Work to be completed
Report each line of the data that contains the string "JSON".

Segment Open

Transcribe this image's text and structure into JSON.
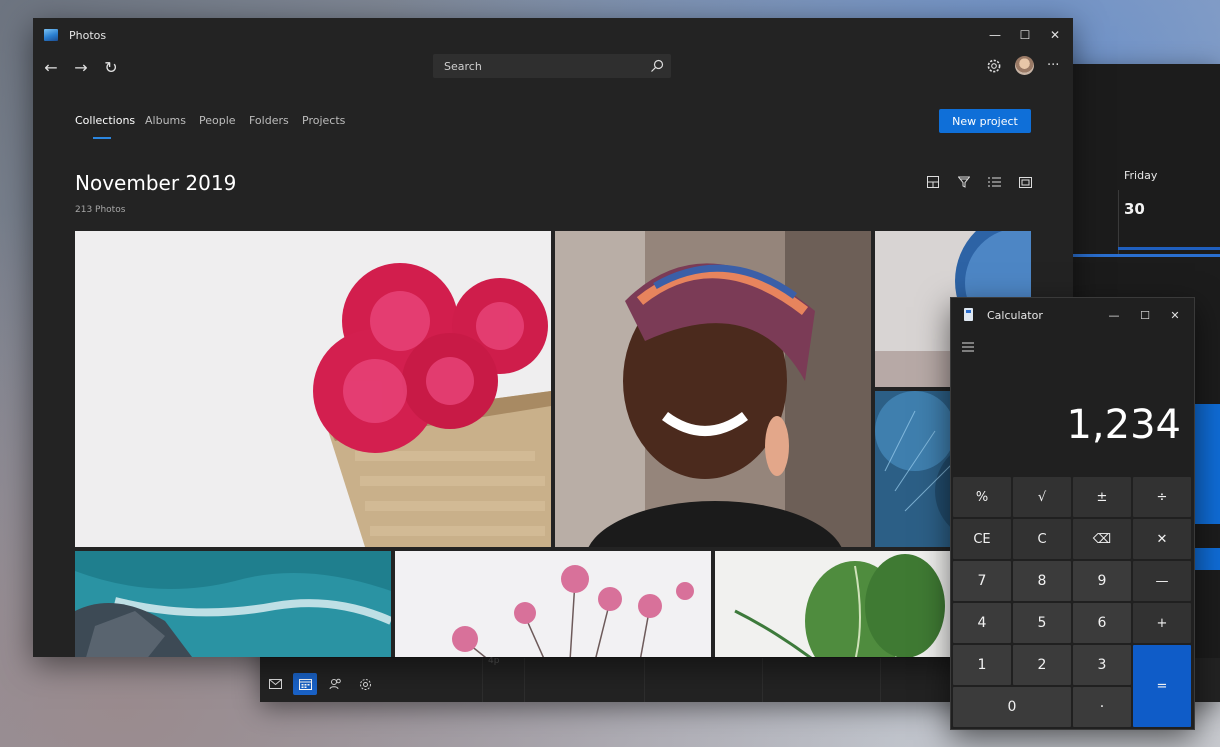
{
  "photos_window": {
    "title": "Photos",
    "window_controls": {
      "minimize": "—",
      "maximize": "☐",
      "close": "✕"
    },
    "nav": {
      "back": "←",
      "forward": "→",
      "refresh": "↻"
    },
    "search": {
      "placeholder": "Search"
    },
    "tabs": [
      {
        "label": "Collections",
        "active": true
      },
      {
        "label": "Albums"
      },
      {
        "label": "People"
      },
      {
        "label": "Folders"
      },
      {
        "label": "Projects"
      }
    ],
    "new_project_label": "New project",
    "collection_title": "November 2019",
    "photo_count": "213 Photos",
    "more_glyph": "···"
  },
  "calendar_window": {
    "day_name": "Friday",
    "date": "30",
    "small_text": "4p"
  },
  "calculator": {
    "title": "Calculator",
    "window_controls": {
      "minimize": "—",
      "maximize": "☐",
      "close": "✕"
    },
    "display": "1,234",
    "keys": [
      [
        "%",
        "√",
        "±",
        "÷"
      ],
      [
        "CE",
        "C",
        "⌫",
        "✕"
      ],
      [
        "7",
        "8",
        "9",
        "—"
      ],
      [
        "4",
        "5",
        "6",
        "+"
      ],
      [
        "1",
        "2",
        "3"
      ],
      [
        "0",
        "·",
        "="
      ]
    ]
  },
  "colors": {
    "accent": "#0f6fd8",
    "window_bg": "#232323",
    "calc_bg": "#202020"
  }
}
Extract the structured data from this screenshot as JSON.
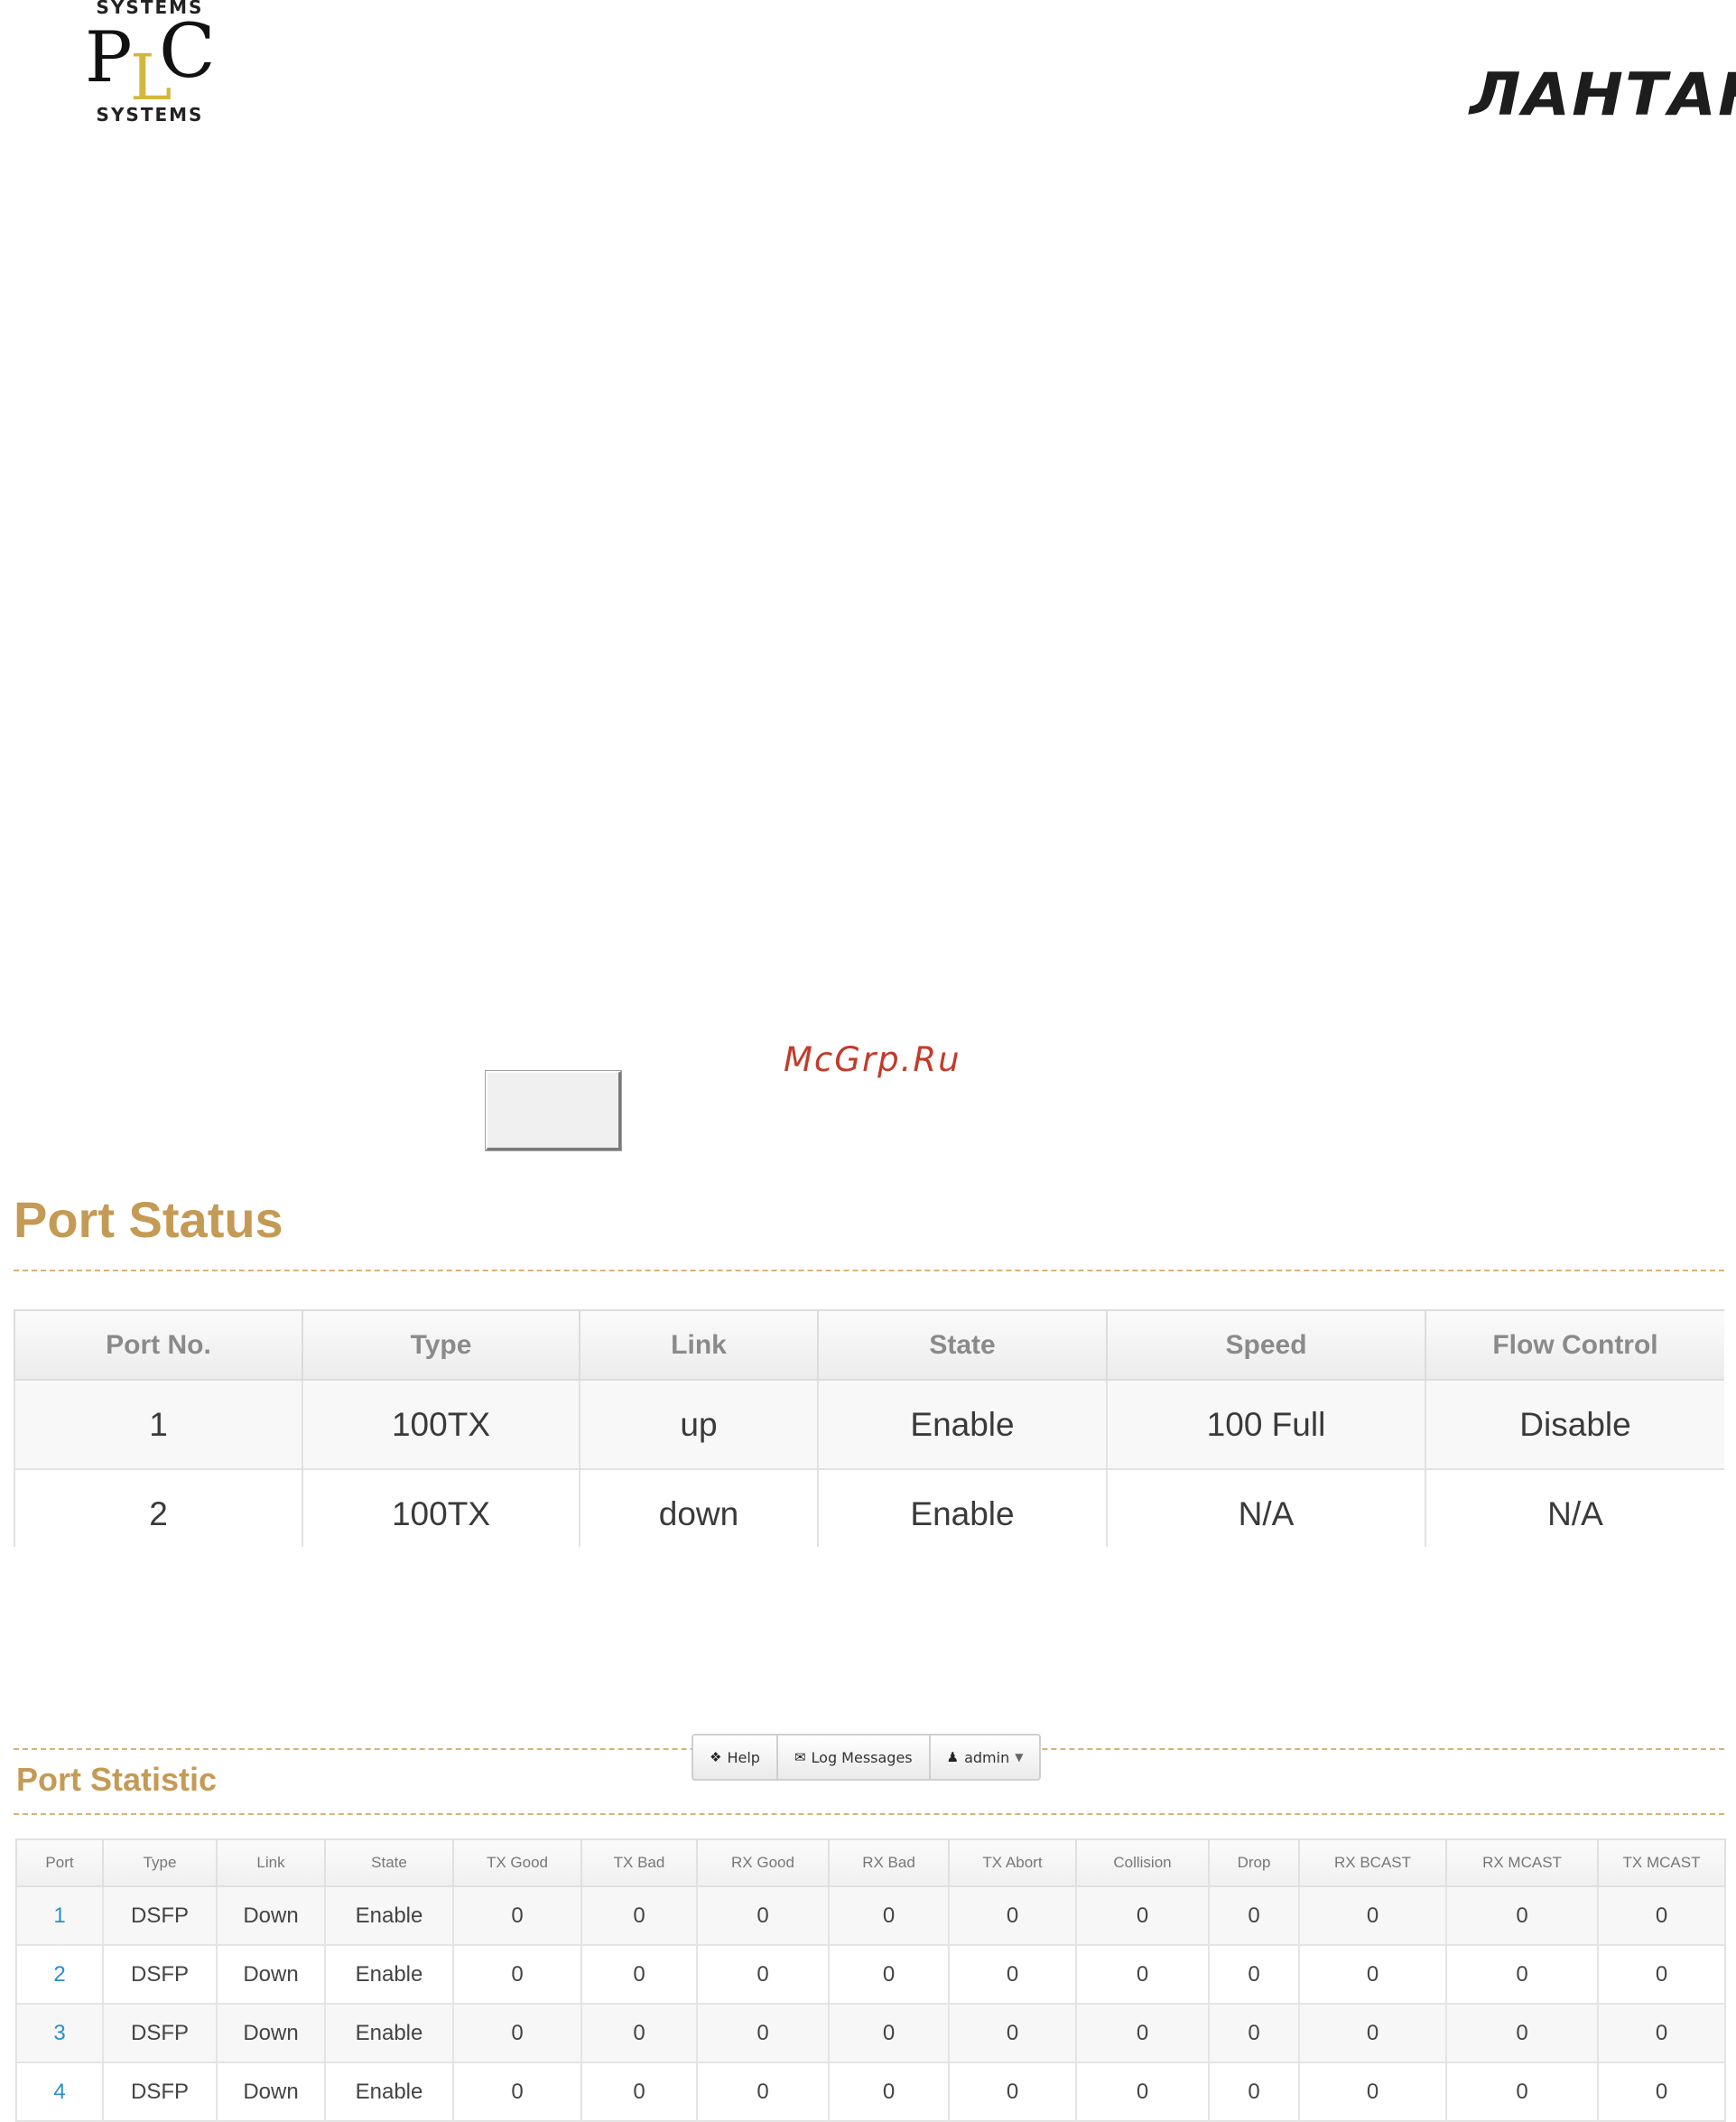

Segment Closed

Exercise response
Transcribe this image's text and structure into JSON.
Extract the structured data from this screenshot as JSON.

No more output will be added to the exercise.